Your answer should be the lines of the material that include the word "data".

▶ _PROVIDED RECORDS_:
§ §

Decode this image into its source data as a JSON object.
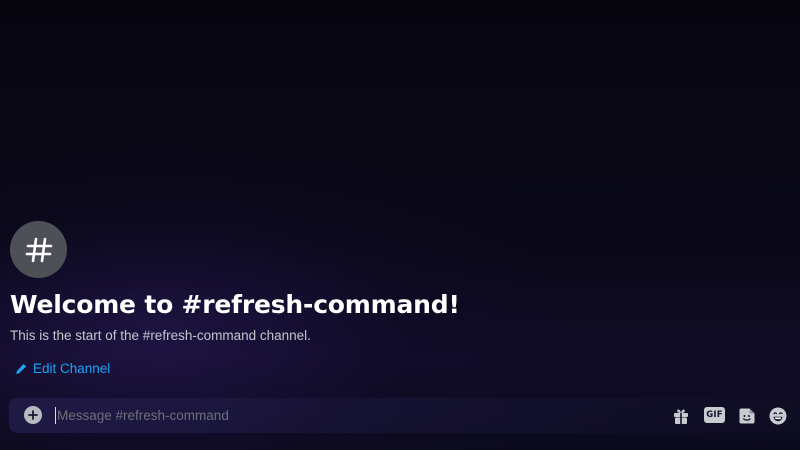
{
  "channel": {
    "name": "refresh-command",
    "avatar_icon": "hash-icon"
  },
  "welcome": {
    "title": "Welcome to #refresh-command!",
    "subtitle": "This is the start of the #refresh-command channel.",
    "edit_label": "Edit Channel",
    "edit_icon": "pencil-icon"
  },
  "composer": {
    "value": "",
    "placeholder": "Message #refresh-command",
    "add_icon": "plus-circle-icon",
    "tools": {
      "gift_icon": "gift-icon",
      "gif_label": "GIF",
      "sticker_icon": "sticker-icon",
      "emoji_icon": "emoji-icon"
    }
  },
  "colors": {
    "link": "#1aa4f5",
    "avatar_bg": "#4e5058",
    "icon": "#c8cbd0"
  }
}
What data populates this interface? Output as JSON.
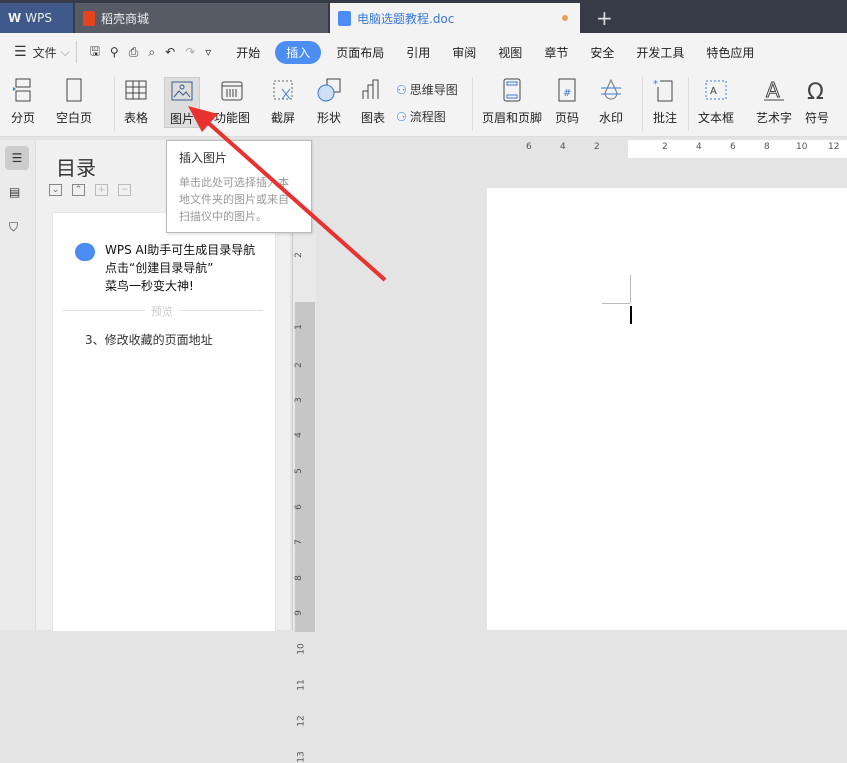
{
  "tabs": [
    {
      "label": "WPS"
    },
    {
      "label": "稻壳商城"
    },
    {
      "label": "电脑选题教程.doc"
    }
  ],
  "new_tab": "+",
  "menu": {
    "file": "文件",
    "items": [
      "开始",
      "插入",
      "页面布局",
      "引用",
      "审阅",
      "视图",
      "章节",
      "安全",
      "开发工具",
      "特色应用"
    ],
    "active": "插入"
  },
  "ribbon": {
    "page_break": "分页",
    "blank_page": "空白页",
    "table": "表格",
    "picture": "图片",
    "function_chart": "功能图",
    "screenshot": "截屏",
    "shape": "形状",
    "chart": "图表",
    "mind_map": "思维导图",
    "flowchart": "流程图",
    "header_footer": "页眉和页脚",
    "page_number": "页码",
    "watermark": "水印",
    "comment": "批注",
    "textbox": "文本框",
    "wordart": "艺术字",
    "symbol": "符号"
  },
  "tooltip": {
    "title": "插入图片",
    "body": "单击此处可选择插入本地文件夹的图片或来自扫描仪中的图片。"
  },
  "toc": {
    "title": "目录",
    "ai_line1": "WPS AI助手可生成目录导航",
    "ai_line2": "点击“创建目录导航”",
    "ai_line3": "菜鸟一秒变大神!",
    "preview": "预览",
    "item": "3、修改收藏的页面地址"
  },
  "hruler": [
    "6",
    "4",
    "2",
    "2",
    "4",
    "6",
    "8",
    "10",
    "12"
  ],
  "vruler": [
    "2",
    "1",
    "1",
    "2",
    "3",
    "4",
    "5",
    "6",
    "7",
    "8",
    "9",
    "10",
    "11",
    "12",
    "13"
  ],
  "colors": {
    "accent": "#4b8df2",
    "arrow": "#e8322f"
  }
}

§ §

▶ _ANSWER AREA_:
Decode this image into its source data as a JSON object.
What data populates this interface? Output as JSON.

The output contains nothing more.